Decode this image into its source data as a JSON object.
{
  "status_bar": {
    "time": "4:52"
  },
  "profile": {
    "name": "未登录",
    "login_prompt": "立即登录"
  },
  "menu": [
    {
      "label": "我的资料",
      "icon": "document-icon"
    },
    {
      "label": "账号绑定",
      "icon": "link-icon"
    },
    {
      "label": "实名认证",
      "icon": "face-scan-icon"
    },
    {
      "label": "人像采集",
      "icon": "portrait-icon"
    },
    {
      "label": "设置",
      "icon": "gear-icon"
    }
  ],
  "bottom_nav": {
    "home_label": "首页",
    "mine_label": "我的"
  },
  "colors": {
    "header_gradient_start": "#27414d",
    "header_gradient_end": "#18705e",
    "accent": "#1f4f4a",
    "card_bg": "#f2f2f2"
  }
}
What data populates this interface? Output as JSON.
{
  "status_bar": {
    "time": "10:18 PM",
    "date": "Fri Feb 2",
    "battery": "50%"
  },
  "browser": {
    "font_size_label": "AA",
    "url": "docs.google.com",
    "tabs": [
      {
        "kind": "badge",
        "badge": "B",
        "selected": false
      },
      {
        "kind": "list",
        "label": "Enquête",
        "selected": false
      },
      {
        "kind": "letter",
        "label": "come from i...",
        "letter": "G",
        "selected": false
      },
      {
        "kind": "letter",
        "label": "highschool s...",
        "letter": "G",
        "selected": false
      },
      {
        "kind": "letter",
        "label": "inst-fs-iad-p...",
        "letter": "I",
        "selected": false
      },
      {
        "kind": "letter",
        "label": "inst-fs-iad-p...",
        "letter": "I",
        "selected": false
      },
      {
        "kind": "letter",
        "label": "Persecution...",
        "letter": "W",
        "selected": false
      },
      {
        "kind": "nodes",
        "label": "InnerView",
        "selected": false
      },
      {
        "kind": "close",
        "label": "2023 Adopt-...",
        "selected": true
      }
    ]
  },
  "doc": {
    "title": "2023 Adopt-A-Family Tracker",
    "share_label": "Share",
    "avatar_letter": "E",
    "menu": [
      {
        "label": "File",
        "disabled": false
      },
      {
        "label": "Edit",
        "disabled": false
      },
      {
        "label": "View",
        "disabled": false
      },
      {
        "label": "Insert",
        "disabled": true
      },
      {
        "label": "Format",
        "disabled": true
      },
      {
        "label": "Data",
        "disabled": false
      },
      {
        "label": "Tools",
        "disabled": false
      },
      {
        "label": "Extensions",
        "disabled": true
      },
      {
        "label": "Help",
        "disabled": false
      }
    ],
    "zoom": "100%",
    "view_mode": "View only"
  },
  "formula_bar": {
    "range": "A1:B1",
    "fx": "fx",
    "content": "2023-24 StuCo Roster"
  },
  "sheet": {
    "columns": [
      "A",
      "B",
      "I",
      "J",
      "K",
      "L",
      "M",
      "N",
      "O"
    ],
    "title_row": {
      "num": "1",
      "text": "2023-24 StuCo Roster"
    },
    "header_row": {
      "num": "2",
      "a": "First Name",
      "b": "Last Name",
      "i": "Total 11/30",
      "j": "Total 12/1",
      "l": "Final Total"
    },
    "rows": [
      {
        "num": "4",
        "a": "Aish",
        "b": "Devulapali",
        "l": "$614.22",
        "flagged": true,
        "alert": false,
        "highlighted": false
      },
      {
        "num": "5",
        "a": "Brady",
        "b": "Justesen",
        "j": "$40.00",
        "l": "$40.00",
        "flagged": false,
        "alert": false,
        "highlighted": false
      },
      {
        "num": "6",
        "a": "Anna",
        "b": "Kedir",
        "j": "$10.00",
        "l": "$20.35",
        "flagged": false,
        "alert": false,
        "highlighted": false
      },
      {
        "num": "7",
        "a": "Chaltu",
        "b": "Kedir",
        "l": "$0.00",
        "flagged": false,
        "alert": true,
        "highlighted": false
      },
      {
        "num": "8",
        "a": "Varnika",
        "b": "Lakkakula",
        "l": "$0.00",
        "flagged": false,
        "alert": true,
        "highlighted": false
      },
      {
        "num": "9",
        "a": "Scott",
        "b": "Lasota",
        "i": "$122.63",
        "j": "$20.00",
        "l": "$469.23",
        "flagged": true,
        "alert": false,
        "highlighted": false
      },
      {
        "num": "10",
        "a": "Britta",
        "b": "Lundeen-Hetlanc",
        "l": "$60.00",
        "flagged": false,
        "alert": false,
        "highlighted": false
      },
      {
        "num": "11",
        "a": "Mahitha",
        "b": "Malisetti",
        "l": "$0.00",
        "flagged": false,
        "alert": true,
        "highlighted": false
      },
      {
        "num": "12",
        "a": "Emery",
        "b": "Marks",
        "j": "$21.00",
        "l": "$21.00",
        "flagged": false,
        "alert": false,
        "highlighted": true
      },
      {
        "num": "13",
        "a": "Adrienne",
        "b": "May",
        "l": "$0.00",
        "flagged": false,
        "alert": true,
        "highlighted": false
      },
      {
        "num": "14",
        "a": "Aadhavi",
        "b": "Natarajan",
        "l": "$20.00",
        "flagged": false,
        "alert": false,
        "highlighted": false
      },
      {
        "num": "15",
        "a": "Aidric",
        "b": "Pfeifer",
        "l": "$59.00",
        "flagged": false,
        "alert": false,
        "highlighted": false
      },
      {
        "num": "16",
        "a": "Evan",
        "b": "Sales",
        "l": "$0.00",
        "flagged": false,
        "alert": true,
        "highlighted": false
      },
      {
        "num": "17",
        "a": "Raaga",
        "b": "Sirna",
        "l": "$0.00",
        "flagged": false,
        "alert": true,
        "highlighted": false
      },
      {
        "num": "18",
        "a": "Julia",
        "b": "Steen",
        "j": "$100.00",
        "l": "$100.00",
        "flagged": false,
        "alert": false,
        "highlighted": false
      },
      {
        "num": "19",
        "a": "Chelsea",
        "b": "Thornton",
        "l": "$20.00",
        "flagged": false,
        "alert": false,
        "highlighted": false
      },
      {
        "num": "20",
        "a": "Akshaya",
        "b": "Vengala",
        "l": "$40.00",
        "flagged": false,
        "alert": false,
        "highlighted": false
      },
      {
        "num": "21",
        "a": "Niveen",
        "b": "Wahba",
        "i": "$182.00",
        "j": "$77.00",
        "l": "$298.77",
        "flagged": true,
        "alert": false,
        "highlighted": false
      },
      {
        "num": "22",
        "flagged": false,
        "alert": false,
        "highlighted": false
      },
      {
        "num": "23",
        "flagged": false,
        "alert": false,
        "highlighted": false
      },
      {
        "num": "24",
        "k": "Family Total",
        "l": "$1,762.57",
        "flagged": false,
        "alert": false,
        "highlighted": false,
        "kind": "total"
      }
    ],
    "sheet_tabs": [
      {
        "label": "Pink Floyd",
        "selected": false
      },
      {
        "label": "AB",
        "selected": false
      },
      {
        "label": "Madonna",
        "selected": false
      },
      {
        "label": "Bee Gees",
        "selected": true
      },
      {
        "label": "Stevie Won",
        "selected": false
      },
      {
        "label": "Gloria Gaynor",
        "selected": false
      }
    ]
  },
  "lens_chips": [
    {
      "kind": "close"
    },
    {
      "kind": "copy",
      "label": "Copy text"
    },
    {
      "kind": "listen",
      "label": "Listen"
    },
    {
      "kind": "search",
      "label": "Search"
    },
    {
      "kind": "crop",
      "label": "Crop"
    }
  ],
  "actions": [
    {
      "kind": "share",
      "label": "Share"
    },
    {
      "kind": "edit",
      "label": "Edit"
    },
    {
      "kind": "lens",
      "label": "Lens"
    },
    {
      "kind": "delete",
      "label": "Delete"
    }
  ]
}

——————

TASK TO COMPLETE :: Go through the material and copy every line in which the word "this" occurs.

TASK RESPONSE ::
Decode this image into its source data as a JSON object.
What data populates this interface? Output as JSON.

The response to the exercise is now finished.